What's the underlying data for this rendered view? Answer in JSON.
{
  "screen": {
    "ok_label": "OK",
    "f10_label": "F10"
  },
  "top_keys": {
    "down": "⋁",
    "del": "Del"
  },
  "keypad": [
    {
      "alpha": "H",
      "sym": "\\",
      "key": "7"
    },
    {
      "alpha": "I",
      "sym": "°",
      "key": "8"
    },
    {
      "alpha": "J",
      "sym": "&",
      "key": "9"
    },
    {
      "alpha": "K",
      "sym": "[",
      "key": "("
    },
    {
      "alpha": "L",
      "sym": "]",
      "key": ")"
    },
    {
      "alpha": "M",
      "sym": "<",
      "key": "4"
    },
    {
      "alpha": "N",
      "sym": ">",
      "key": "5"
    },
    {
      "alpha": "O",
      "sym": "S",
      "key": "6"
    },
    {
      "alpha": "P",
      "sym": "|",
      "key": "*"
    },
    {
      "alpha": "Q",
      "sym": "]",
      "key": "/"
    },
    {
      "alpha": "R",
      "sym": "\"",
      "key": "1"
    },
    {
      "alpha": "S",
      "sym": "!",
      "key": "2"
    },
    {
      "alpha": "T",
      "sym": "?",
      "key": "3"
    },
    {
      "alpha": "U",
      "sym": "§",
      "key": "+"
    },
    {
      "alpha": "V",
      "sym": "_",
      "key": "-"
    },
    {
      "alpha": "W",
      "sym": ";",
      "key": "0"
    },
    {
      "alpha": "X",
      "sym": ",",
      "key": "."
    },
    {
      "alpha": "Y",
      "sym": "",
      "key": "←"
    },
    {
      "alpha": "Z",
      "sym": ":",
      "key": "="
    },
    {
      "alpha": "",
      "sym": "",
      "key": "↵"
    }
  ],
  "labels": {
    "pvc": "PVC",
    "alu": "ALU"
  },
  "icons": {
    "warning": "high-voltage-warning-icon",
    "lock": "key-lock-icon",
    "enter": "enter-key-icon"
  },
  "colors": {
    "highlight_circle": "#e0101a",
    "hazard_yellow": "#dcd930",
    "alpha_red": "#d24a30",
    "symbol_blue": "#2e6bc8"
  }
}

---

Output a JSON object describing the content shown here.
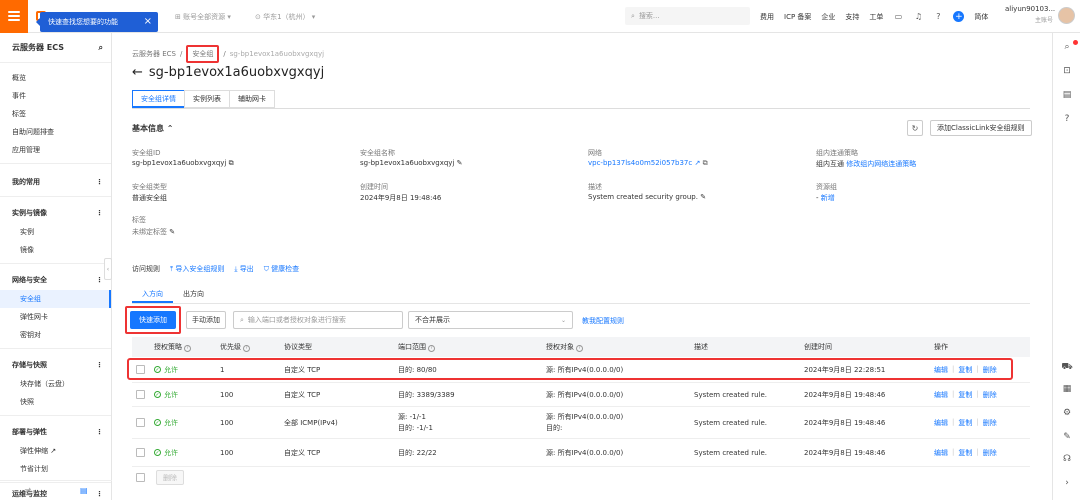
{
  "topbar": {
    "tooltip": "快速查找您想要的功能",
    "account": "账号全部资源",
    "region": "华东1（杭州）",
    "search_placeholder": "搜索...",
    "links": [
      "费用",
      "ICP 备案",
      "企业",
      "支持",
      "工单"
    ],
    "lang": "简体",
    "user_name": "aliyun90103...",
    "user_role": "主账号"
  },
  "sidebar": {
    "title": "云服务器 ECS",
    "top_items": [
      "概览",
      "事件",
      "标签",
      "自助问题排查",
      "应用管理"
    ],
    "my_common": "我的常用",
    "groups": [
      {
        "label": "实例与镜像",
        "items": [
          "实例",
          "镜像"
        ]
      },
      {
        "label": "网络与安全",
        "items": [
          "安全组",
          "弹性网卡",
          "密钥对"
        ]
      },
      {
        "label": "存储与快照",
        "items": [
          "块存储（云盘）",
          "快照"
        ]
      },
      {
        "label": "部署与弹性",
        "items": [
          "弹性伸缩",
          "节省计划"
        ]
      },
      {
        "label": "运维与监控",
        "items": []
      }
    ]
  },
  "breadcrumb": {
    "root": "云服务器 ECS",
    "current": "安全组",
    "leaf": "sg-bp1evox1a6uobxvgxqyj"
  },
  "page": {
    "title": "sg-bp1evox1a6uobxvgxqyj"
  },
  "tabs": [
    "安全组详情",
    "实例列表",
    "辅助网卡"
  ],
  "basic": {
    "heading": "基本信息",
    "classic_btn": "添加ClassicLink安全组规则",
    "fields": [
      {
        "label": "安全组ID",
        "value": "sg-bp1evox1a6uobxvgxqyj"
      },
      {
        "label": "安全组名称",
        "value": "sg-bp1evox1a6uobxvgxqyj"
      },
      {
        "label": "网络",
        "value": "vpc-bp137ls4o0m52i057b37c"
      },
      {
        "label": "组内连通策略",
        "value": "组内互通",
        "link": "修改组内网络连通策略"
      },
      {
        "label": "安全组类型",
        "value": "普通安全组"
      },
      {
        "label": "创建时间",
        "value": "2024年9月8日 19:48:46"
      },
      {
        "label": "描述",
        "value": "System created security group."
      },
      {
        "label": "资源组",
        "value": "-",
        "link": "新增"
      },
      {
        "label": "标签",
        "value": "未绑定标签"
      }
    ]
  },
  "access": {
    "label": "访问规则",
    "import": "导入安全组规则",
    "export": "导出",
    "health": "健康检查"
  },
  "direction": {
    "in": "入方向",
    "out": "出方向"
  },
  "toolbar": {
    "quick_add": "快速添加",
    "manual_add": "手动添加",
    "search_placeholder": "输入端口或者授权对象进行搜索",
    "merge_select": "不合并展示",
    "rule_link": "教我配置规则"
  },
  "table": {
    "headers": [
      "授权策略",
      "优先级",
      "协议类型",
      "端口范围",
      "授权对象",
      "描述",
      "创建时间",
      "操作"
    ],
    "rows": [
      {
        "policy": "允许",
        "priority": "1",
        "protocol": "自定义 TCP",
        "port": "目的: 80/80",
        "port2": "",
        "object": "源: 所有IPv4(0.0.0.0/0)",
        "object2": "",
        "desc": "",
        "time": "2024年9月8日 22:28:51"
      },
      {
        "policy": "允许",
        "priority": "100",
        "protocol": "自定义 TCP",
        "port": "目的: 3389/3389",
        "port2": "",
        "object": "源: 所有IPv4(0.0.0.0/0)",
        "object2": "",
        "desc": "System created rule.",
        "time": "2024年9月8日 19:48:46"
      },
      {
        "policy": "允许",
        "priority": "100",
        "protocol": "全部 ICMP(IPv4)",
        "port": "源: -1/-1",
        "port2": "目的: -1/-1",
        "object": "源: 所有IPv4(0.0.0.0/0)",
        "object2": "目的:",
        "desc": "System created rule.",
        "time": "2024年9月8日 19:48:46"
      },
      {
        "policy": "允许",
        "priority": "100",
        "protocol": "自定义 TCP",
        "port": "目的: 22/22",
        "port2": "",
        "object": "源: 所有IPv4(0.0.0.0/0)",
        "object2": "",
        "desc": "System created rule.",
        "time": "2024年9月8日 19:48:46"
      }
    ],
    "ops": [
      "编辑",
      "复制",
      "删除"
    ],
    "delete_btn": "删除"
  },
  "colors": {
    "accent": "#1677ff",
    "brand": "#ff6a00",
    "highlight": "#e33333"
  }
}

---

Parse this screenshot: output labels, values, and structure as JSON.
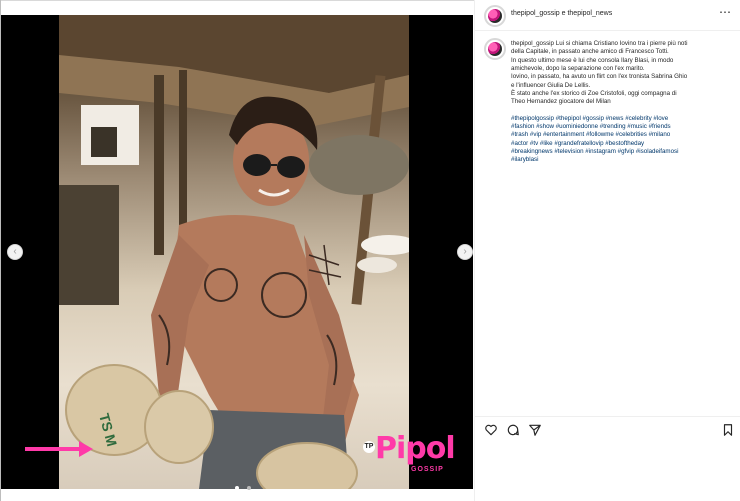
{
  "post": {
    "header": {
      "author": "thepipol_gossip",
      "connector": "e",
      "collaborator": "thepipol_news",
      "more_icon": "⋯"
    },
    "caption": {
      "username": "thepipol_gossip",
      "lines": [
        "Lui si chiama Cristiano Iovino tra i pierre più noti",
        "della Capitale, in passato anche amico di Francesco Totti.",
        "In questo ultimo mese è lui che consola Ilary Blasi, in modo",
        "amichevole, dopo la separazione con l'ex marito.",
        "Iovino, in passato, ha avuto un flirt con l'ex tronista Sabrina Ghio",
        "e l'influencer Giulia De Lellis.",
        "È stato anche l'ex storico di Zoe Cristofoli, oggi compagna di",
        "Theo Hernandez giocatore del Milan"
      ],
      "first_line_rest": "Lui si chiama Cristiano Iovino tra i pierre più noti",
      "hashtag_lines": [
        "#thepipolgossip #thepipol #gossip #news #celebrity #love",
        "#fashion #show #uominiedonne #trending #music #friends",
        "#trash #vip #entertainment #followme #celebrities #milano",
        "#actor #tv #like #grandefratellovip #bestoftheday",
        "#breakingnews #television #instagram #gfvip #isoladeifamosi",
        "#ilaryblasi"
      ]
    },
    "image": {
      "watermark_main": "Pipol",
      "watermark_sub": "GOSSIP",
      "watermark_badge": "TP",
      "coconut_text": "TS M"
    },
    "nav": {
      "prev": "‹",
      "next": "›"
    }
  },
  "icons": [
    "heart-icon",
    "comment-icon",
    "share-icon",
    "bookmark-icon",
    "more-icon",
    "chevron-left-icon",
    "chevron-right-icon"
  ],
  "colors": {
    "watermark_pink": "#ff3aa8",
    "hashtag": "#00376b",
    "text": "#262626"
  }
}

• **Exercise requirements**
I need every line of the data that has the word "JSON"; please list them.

• **Problem solution**
What's the underlying data for this rendered view? Answer in JSON.
Output a JSON object describing the content shown here.
Parse this screenshot: output labels, values, and structure as JSON.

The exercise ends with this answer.